> **Work item**
Only an exact, complete copy of the listing will serve as the answer.
----
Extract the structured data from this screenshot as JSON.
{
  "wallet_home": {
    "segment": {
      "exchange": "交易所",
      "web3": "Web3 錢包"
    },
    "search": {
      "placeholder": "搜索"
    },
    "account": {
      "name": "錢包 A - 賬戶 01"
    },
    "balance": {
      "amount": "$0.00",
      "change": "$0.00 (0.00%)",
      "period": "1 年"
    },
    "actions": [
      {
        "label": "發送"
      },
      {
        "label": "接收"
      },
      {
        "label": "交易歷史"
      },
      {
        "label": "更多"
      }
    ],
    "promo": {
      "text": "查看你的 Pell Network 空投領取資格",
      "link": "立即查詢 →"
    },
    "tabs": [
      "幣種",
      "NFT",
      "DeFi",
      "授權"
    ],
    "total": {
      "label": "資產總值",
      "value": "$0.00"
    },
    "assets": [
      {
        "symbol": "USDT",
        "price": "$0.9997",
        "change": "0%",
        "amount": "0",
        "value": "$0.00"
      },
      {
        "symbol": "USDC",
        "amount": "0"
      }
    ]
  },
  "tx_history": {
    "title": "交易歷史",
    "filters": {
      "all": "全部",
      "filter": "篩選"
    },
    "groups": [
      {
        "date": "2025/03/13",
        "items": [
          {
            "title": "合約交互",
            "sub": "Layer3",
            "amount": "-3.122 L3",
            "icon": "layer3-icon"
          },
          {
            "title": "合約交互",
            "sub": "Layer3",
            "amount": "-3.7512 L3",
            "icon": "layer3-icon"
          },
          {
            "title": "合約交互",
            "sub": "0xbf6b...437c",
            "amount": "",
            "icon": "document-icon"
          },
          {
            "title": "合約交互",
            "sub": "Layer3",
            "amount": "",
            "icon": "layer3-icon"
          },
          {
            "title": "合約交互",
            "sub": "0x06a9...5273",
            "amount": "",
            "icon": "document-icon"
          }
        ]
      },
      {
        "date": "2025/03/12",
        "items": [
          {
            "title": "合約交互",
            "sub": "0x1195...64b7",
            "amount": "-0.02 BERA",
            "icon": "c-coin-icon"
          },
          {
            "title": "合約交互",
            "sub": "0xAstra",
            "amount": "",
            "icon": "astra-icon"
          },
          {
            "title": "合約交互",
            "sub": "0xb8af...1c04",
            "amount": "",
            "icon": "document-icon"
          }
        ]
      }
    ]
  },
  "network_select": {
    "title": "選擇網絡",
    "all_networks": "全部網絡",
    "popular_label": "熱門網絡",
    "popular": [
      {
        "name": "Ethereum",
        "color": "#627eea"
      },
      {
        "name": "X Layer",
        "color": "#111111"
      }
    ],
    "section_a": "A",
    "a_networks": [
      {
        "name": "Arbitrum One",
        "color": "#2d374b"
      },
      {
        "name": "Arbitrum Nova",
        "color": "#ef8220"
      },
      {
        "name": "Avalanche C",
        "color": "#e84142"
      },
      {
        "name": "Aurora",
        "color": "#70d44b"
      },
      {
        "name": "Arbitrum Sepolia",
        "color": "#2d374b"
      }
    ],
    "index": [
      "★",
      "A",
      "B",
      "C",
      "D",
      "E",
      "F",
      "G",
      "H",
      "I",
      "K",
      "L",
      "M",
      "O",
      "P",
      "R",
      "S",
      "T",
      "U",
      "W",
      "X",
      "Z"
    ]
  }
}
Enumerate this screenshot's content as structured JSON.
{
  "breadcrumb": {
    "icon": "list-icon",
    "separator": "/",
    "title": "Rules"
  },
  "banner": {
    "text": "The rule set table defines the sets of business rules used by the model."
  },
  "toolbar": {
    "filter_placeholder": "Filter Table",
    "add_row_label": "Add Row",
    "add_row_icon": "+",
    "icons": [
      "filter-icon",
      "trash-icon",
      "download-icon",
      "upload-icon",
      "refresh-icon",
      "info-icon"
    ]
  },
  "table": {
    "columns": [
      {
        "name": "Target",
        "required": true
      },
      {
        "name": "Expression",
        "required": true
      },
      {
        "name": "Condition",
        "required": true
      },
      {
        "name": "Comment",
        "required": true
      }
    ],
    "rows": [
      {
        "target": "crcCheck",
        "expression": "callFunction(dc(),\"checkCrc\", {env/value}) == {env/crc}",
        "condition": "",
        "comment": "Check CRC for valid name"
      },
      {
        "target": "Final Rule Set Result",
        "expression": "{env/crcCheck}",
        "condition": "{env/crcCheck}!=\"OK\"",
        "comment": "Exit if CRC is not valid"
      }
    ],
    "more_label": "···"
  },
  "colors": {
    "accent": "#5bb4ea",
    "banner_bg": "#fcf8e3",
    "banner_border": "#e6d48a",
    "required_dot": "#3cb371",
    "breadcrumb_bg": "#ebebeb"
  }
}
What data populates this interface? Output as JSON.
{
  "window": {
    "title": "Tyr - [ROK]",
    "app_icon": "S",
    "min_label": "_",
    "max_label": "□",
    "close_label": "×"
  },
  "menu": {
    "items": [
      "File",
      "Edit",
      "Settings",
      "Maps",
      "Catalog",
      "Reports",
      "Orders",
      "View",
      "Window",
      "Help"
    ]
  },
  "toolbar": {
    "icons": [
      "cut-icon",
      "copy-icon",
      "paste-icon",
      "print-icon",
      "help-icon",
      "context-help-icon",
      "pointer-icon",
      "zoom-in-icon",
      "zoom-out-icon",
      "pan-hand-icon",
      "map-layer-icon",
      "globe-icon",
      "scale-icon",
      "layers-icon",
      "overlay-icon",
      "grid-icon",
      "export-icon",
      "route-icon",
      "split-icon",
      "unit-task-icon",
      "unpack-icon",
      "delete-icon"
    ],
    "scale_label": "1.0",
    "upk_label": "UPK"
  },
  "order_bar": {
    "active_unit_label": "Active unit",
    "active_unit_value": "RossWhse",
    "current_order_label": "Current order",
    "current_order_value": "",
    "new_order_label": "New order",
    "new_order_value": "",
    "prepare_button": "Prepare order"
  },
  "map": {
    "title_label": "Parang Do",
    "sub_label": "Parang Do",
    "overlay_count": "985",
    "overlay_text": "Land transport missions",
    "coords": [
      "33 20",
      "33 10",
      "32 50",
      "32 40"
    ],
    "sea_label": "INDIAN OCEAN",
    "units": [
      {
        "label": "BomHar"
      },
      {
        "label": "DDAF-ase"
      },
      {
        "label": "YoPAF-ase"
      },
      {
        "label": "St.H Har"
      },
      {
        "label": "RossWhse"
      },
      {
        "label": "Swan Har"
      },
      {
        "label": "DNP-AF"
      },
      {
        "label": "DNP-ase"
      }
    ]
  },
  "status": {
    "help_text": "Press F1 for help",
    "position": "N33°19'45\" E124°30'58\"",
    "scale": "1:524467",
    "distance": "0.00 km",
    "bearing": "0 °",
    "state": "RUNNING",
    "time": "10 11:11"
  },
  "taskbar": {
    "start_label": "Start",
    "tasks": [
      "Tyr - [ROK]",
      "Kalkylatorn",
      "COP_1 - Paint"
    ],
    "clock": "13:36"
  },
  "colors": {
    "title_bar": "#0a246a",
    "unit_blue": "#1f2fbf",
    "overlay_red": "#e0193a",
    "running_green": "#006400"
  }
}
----
> **Answer section**
Extract the structured data from this screenshot as JSON.
{
  "wallet_home": {
    "segment": {
      "exchange": "交易所",
      "web3": "Web3 錢包"
    },
    "search": {
      "placeholder": "搜索"
    },
    "account": {
      "name": "錢包 A - 賬戶 01"
    },
    "balance": {
      "amount": "$0.00",
      "change": "$0.00 (0.00%)",
      "period": "1 年"
    },
    "actions": [
      {
        "label": "發送"
      },
      {
        "label": "接收"
      },
      {
        "label": "交易歷史"
      },
      {
        "label": "更多"
      }
    ],
    "promo": {
      "text": "查看你的 Pell Network 空投領取資格",
      "link": "立即查詢 →"
    },
    "tabs": [
      "幣種",
      "NFT",
      "DeFi",
      "授權"
    ],
    "total": {
      "label": "資產總值",
      "value": "$0.00"
    },
    "assets": [
      {
        "symbol": "USDT",
        "price": "$0.9997",
        "change": "0%",
        "amount": "0",
        "value": "$0.00"
      },
      {
        "symbol": "USDC",
        "amount": "0"
      }
    ]
  },
  "tx_history": {
    "title": "交易歷史",
    "filters": {
      "all": "全部",
      "filter": "篩選"
    },
    "groups": [
      {
        "date": "2025/03/13",
        "items": [
          {
            "title": "合約交互",
            "sub": "Layer3",
            "amount": "-3.122 L3",
            "icon": "layer3-icon"
          },
          {
            "title": "合約交互",
            "sub": "Layer3",
            "amount": "-3.7512 L3",
            "icon": "layer3-icon"
          },
          {
            "title": "合約交互",
            "sub": "0xbf6b...437c",
            "amount": "",
            "icon": "document-icon"
          },
          {
            "title": "合約交互",
            "sub": "Layer3",
            "amount": "",
            "icon": "layer3-icon"
          },
          {
            "title": "合約交互",
            "sub": "0x06a9...5273",
            "amount": "",
            "icon": "document-icon"
          }
        ]
      },
      {
        "date": "2025/03/12",
        "items": [
          {
            "title": "合約交互",
            "sub": "0x1195...64b7",
            "amount": "-0.02 BERA",
            "icon": "c-coin-icon"
          },
          {
            "title": "合約交互",
            "sub": "0xAstra",
            "amount": "",
            "icon": "astra-icon"
          },
          {
            "title": "合約交互",
            "sub": "0xb8af...1c04",
            "amount": "",
            "icon": "document-icon"
          }
        ]
      }
    ]
  },
  "network_select": {
    "title": "選擇網絡",
    "all_networks": "全部網絡",
    "popular_label": "熱門網絡",
    "popular": [
      {
        "name": "Ethereum",
        "color": "#627eea"
      },
      {
        "name": "X Layer",
        "color": "#111111"
      }
    ],
    "section_a": "A",
    "a_networks": [
      {
        "name": "Arbitrum One",
        "color": "#2d374b"
      },
      {
        "name": "Arbitrum Nova",
        "color": "#ef8220"
      },
      {
        "name": "Avalanche C",
        "color": "#e84142"
      },
      {
        "name": "Aurora",
        "color": "#70d44b"
      },
      {
        "name": "Arbitrum Sepolia",
        "color": "#2d374b"
      }
    ],
    "index": [
      "★",
      "A",
      "B",
      "C",
      "D",
      "E",
      "F",
      "G",
      "H",
      "I",
      "K",
      "L",
      "M",
      "O",
      "P",
      "R",
      "S",
      "T",
      "U",
      "W",
      "X",
      "Z"
    ]
  }
}
Enumerate this screenshot's content as structured JSON.
{
  "breadcrumb": {
    "icon": "list-icon",
    "separator": "/",
    "title": "Rules"
  },
  "banner": {
    "text": "The rule set table defines the sets of business rules used by the model."
  },
  "toolbar": {
    "filter_placeholder": "Filter Table",
    "add_row_label": "Add Row",
    "add_row_icon": "+",
    "icons": [
      "filter-icon",
      "trash-icon",
      "download-icon",
      "upload-icon",
      "refresh-icon",
      "info-icon"
    ]
  },
  "table": {
    "columns": [
      {
        "name": "Target",
        "required": true
      },
      {
        "name": "Expression",
        "required": true
      },
      {
        "name": "Condition",
        "required": true
      },
      {
        "name": "Comment",
        "required": true
      }
    ],
    "rows": [
      {
        "target": "crcCheck",
        "expression": "callFunction(dc(),\"checkCrc\", {env/value}) == {env/crc}",
        "condition": "",
        "comment": "Check CRC for valid name"
      },
      {
        "target": "Final Rule Set Result",
        "expression": "{env/crcCheck}",
        "condition": "{env/crcCheck}!=\"OK\"",
        "comment": "Exit if CRC is not valid"
      }
    ],
    "more_label": "···"
  },
  "colors": {
    "accent": "#5bb4ea",
    "banner_bg": "#fcf8e3",
    "banner_border": "#e6d48a",
    "required_dot": "#3cb371",
    "breadcrumb_bg": "#ebebeb"
  }
}
What data populates this interface? Output as JSON.
{
  "window": {
    "title": "Tyr - [ROK]",
    "app_icon": "S",
    "min_label": "_",
    "max_label": "□",
    "close_label": "×"
  },
  "menu": {
    "items": [
      "File",
      "Edit",
      "Settings",
      "Maps",
      "Catalog",
      "Reports",
      "Orders",
      "View",
      "Window",
      "Help"
    ]
  },
  "toolbar": {
    "icons": [
      "cut-icon",
      "copy-icon",
      "paste-icon",
      "print-icon",
      "help-icon",
      "context-help-icon",
      "pointer-icon",
      "zoom-in-icon",
      "zoom-out-icon",
      "pan-hand-icon",
      "map-layer-icon",
      "globe-icon",
      "scale-icon",
      "layers-icon",
      "overlay-icon",
      "grid-icon",
      "export-icon",
      "route-icon",
      "split-icon",
      "unit-task-icon",
      "unpack-icon",
      "delete-icon"
    ],
    "scale_label": "1.0",
    "upk_label": "UPK"
  },
  "order_bar": {
    "active_unit_label": "Active unit",
    "active_unit_value": "RossWhse",
    "current_order_label": "Current order",
    "current_order_value": "",
    "new_order_label": "New order",
    "new_order_value": "",
    "prepare_button": "Prepare order"
  },
  "map": {
    "title_label": "Parang Do",
    "sub_label": "Parang Do",
    "overlay_count": "985",
    "overlay_text": "Land transport missions",
    "coords": [
      "33 20",
      "33 10",
      "32 50",
      "32 40"
    ],
    "sea_label": "INDIAN OCEAN",
    "units": [
      {
        "label": "BomHar"
      },
      {
        "label": "DDAF-ase"
      },
      {
        "label": "YoPAF-ase"
      },
      {
        "label": "St.H Har"
      },
      {
        "label": "RossWhse"
      },
      {
        "label": "Swan Har"
      },
      {
        "label": "DNP-AF"
      },
      {
        "label": "DNP-ase"
      }
    ]
  },
  "status": {
    "help_text": "Press F1 for help",
    "position": "N33°19'45\" E124°30'58\"",
    "scale": "1:524467",
    "distance": "0.00 km",
    "bearing": "0 °",
    "state": "RUNNING",
    "time": "10 11:11"
  },
  "taskbar": {
    "start_label": "Start",
    "tasks": [
      "Tyr - [ROK]",
      "Kalkylatorn",
      "COP_1 - Paint"
    ],
    "clock": "13:36"
  },
  "colors": {
    "title_bar": "#0a246a",
    "unit_blue": "#1f2fbf",
    "overlay_red": "#e0193a",
    "running_green": "#006400"
  }
}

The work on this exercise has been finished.